In a hypercompetitive environment, many businesses are outsourcing major functions rather than perform them in-house.  Today’s businesses have built elaborate systems for better efficiency and effectiveness.  Of course, they are driven by the quest for increasing profitability.  Robert Jacobs, Richard Chase, and Nicholas Aquilano, authors of Operations & Supply Management, suggest that operations management has been a key element in the improvement in productivity in businesses across the world.  Many times executive focus on the major expense to operate – labor.

It’s a simple equation:  productivity equals outputs divided by inputs.  If organizations can reduce their inputs for their operations, they can increase output (more profit).  Therefore, companies seek to reduce their inputs to obtain ‘more get.  Two of the chief strategies are to outsource non-core functions abroad or add new technologies to generate new efficiencies. These strategies are aimed at reducing labor costs, primarily people.

Since 2000, over 3 million U.S. jobs in the manufacturing sector have been moved abroad to countries like China, India, and
Korea. Yet, few executives worry about the aftermath of outsourcing initiatives.  The remaining workforce is shell shocked and
stressed since they are required to do the work of the laid off workforce.  Sadly, many supervisors feel that these workers should be happy to have a job.

Gareth Jones and Jennifer George, authors of Contemporary Management, maintain that one of the most important resources in all organizations is the human capital component.
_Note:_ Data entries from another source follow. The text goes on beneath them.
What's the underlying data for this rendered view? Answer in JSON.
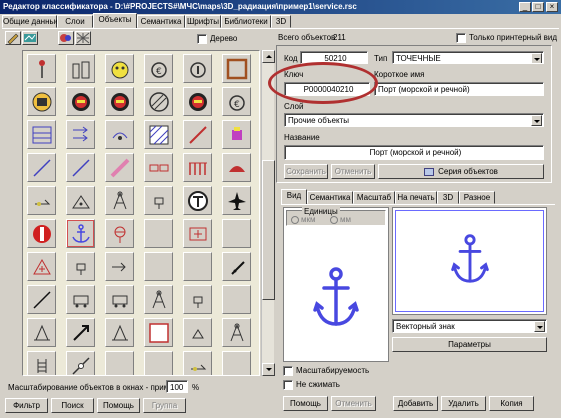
{
  "window": {
    "title": "Редактор классификатора - D:\\#PROJECTS#\\МЧС\\maps\\3D_радиация\\пример1\\service.rsc",
    "controls": [
      "_",
      "□",
      "×"
    ]
  },
  "main_tabs": [
    "Общие данные",
    "Слои",
    "Объекты",
    "Семантика",
    "Шрифты",
    "Библиотеки",
    "3D"
  ],
  "active_main_tab": "Объекты",
  "left": {
    "tree_label": "Дерево",
    "scale_label": "Масштабирование объектов в окнах - примерах",
    "scale_value": "100",
    "scale_unit": "%",
    "buttons": {
      "filter": "Фильтр",
      "search": "Поиск",
      "help": "Помощь",
      "group": "Группа"
    }
  },
  "right": {
    "total_objects_label": "Всего объектов",
    "total_objects_value": "211",
    "print_only_label": "Только принтерный вид",
    "code_label": "Код",
    "code_value": "50210",
    "type_label": "Тип",
    "type_value": "ТОЧЕЧНЫЕ",
    "key_label": "Ключ",
    "key_value": "P0000040210",
    "short_name_label": "Короткое имя",
    "short_name_value": "Порт (морской и речной)",
    "layer_label": "Слой",
    "layer_value": "Прочие объекты",
    "name_label": "Название",
    "name_value": "Порт (морской и речной)",
    "buttons": {
      "save": "Сохранить",
      "cancel": "Отменить",
      "series": "Серия объектов"
    }
  },
  "view_tabs": [
    "Вид",
    "Семантика",
    "Масштаб",
    "На печать",
    "3D",
    "Разное"
  ],
  "active_view_tab": "Вид",
  "view": {
    "units_label": "Единицы",
    "units_options": [
      "мкм",
      "мм"
    ],
    "units_selected": "мкм",
    "sign_type_value": "Векторный знак",
    "params_button": "Параметры",
    "scalable_label": "Масштабируемость",
    "no_compress_label": "Не сжимать",
    "anchor_color": "#4848e0"
  },
  "bottom_buttons": {
    "help": "Помощь",
    "cancel": "Отменить",
    "add": "Добавить",
    "delete": "Удалить",
    "copy": "Копия"
  },
  "symbols": [
    "pin",
    "bottles",
    "warning-face",
    "gear-sign",
    "numbered-i",
    "brown-frame",
    "circle-blocks",
    "red-face",
    "red-face",
    "hatched-circle",
    "red-face",
    "gear-sign",
    "blue-lines",
    "arrows-right",
    "signal",
    "hatched-square",
    "diagonal-fill",
    "small-figures",
    "diagonal-line",
    "diagonal-line",
    "thick-diagonal",
    "brick-row",
    "columns",
    "red-dome",
    "flag-mark",
    "triangle-dots",
    "tower",
    "small-sign",
    "t-circle",
    "airplane",
    "red-circle-bar",
    "anchor",
    "cross-circle",
    "empty",
    "plus-box",
    "empty",
    "triangle-cross",
    "small-sign",
    "arrow-tail",
    "empty",
    "empty",
    "mark-slash",
    "slash-line",
    "truck",
    "truck",
    "tower",
    "small-sign",
    "empty",
    "bell",
    "arrow-diagonal",
    "bell",
    "red-square",
    "triangle-small",
    "tower",
    "ladder",
    "diagonal-point",
    "empty",
    "empty",
    "flag-mark",
    "empty"
  ]
}
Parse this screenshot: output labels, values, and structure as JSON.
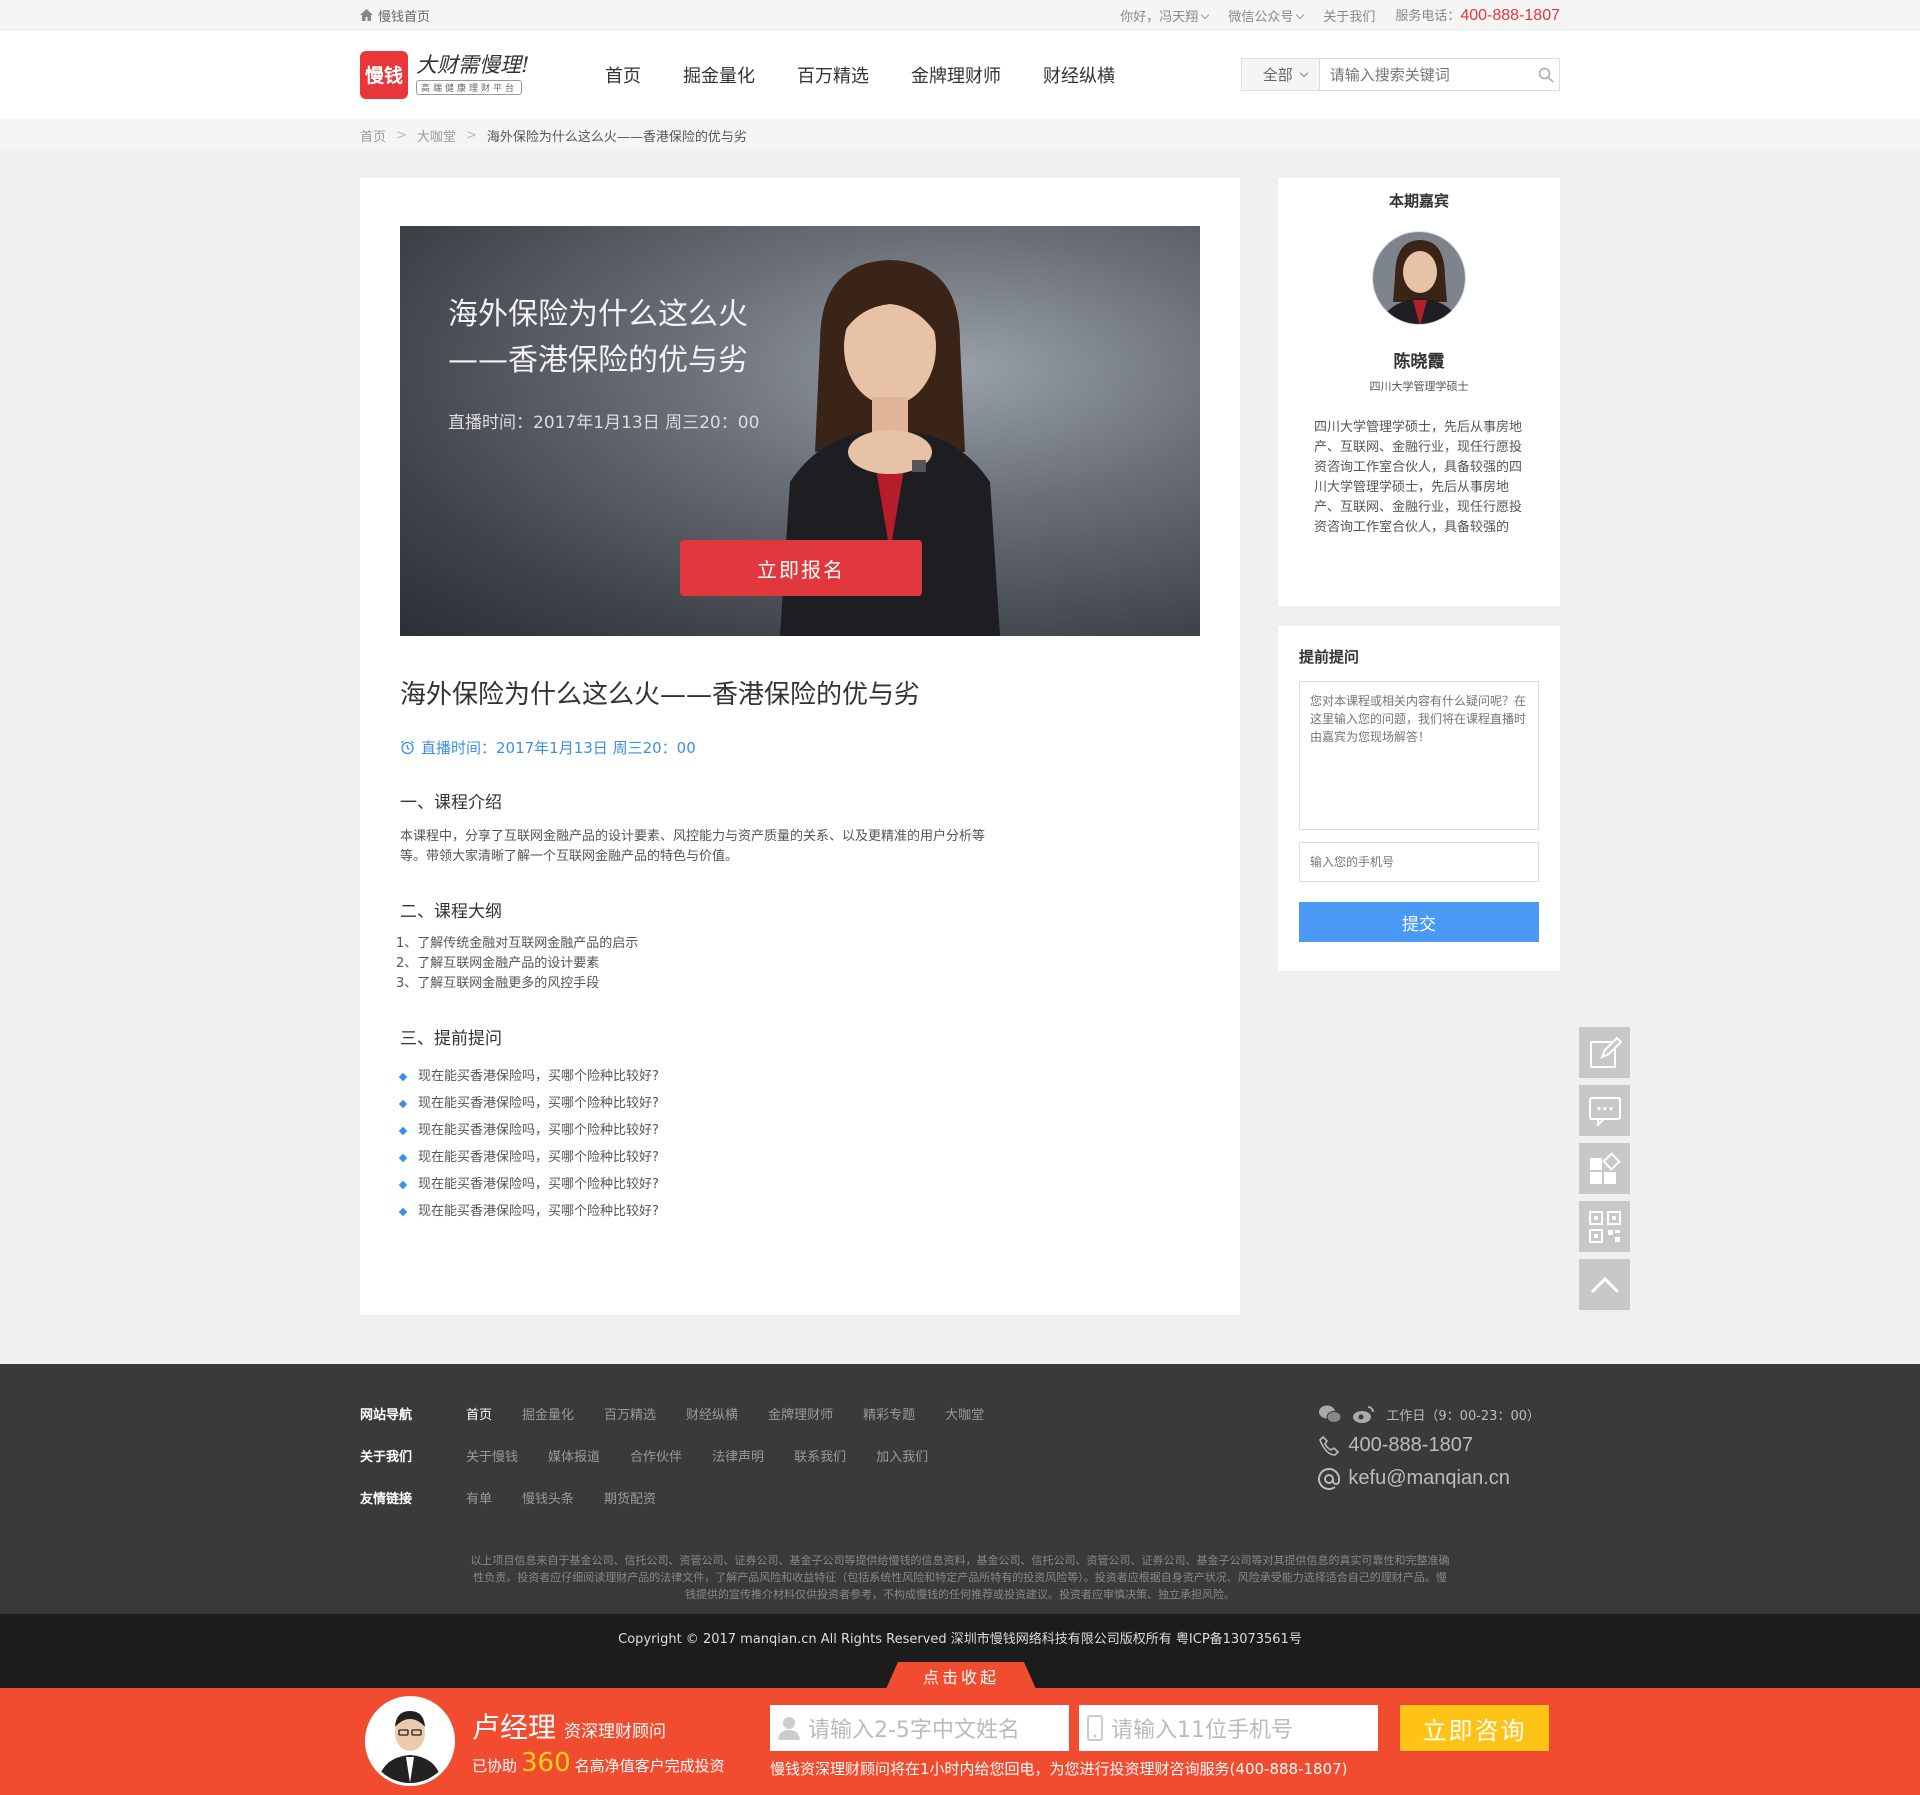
{
  "topbar": {
    "home": "慢钱首页",
    "greeting": "你好，冯天翔",
    "wechat": "微信公众号",
    "about": "关于我们",
    "service_label": "服务电话：",
    "service_phone": "400-888-1807"
  },
  "header": {
    "logo_mark": "慢钱",
    "slogan": "大财需慢理!",
    "sub": "高端健康理财平台",
    "nav": [
      "首页",
      "掘金量化",
      "百万精选",
      "金牌理财师",
      "财经纵横"
    ],
    "search": {
      "scope": "全部",
      "placeholder": "请输入搜索关键词"
    }
  },
  "breadcrumb": [
    "首页",
    "大咖堂",
    "海外保险为什么这么火——香港保险的优与劣"
  ],
  "banner": {
    "title_line1": "海外保险为什么这么火",
    "title_line2": "——香港保险的优与劣",
    "time": "直播时间：2017年1月13日   周三20：00",
    "signup": "立即报名"
  },
  "article": {
    "title": "海外保险为什么这么火——香港保险的优与劣",
    "time": "直播时间：2017年1月13日   周三20：00",
    "sec1_title": "一、课程介绍",
    "sec1_text": "本课程中，分享了互联网金融产品的设计要素、风控能力与资产质量的关系、以及更精准的用户分析等等。带领大家清晰了解一个互联网金融产品的特色与价值。",
    "sec2_title": "二、课程大纲",
    "outline": [
      "1、了解传统金融对互联网金融产品的启示",
      "2、了解互联网金融产品的设计要素",
      "3、了解互联网金融更多的风控手段"
    ],
    "sec3_title": "三、提前提问",
    "questions": [
      "现在能买香港保险吗，买哪个险种比较好?",
      "现在能买香港保险吗，买哪个险种比较好?",
      "现在能买香港保险吗，买哪个险种比较好?",
      "现在能买香港保险吗，买哪个险种比较好?",
      "现在能买香港保险吗，买哪个险种比较好?",
      "现在能买香港保险吗，买哪个险种比较好?"
    ]
  },
  "guest": {
    "heading": "本期嘉宾",
    "name": "陈晓霞",
    "degree": "四川大学管理学硕士",
    "bio": "四川大学管理学硕士，先后从事房地产、互联网、金融行业，现任行愿投资咨询工作室合伙人，具备较强的四川大学管理学硕士，先后从事房地产、互联网、金融行业，现任行愿投资咨询工作室合伙人，具备较强的"
  },
  "ask": {
    "heading": "提前提问",
    "question_placeholder": "您对本课程或相关内容有什么疑问呢？在这里输入您的问题，我们将在课程直播时由嘉宾为您现场解答！",
    "phone_placeholder": "输入您的手机号",
    "submit": "提交"
  },
  "footer": {
    "nav_label": "网站导航",
    "nav_links": [
      "首页",
      "掘金量化",
      "百万精选",
      "财经纵横",
      "金牌理财师",
      "精彩专题",
      "大咖堂"
    ],
    "about_label": "关于我们",
    "about_links": [
      "关于慢钱",
      "媒体报道",
      "合作伙伴",
      "法律声明",
      "联系我们",
      "加入我们"
    ],
    "friends_label": "友情链接",
    "friend_links": [
      "有单",
      "慢钱头条",
      "期货配资"
    ],
    "hours": "工作日（9：00-23：00）",
    "phone": "400-888-1807",
    "email": "kefu@manqian.cn",
    "disclaimer": "以上项目信息来自于基金公司、信托公司、资管公司、证券公司、基金子公司等提供给慢钱的信息资料，基金公司、信托公司、资管公司、证券公司、基金子公司等对其提供信息的真实可靠性和完整准确性负责。投资者应仔细阅读理财产品的法律文件，了解产品风险和收益特征（包括系统性风险和特定产品所特有的投资风险等）。投资者应根据自身资产状况、风险承受能力选择适合自己的理财产品。慢钱提供的宣传推介材料仅供投资者参考，不构成慢钱的任何推荐或投资建议。投资者应审慎决策、独立承担风险。",
    "copyright": "Copyright © 2017 manqian.cn All Rights Reserved 深圳市慢钱网络科技有限公司版权所有 粤ICP备13073561号"
  },
  "bottombar": {
    "collapse": "点击收起",
    "manager_name": "卢经理",
    "manager_title": "资深理财顾问",
    "stat_prefix": "已协助",
    "stat_count": "360",
    "stat_suffix": "名高净值客户完成投资",
    "name_placeholder": "请输入2-5字中文姓名",
    "phone_placeholder": "请输入11位手机号",
    "consult": "立即咨询",
    "note": "慢钱资深理财顾问将在1小时内给您回电，为您进行投资理财咨询服务(400-888-1807)"
  },
  "colors": {
    "brand_red": "#e8363a",
    "link_blue": "#3b8fe6",
    "bar_orange": "#f14c2f",
    "consult_yellow": "#ffc315"
  }
}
Many people wonder if American’s businesses cannot compete in
manufacturing and other high tech industries, will they forever forgo the Great American Dream for next generation of workers.

How do organizations stimulate their workers while outsourcing key components of their organizations abroad for greater efficiencies?

© 2011 by Daryl D. Green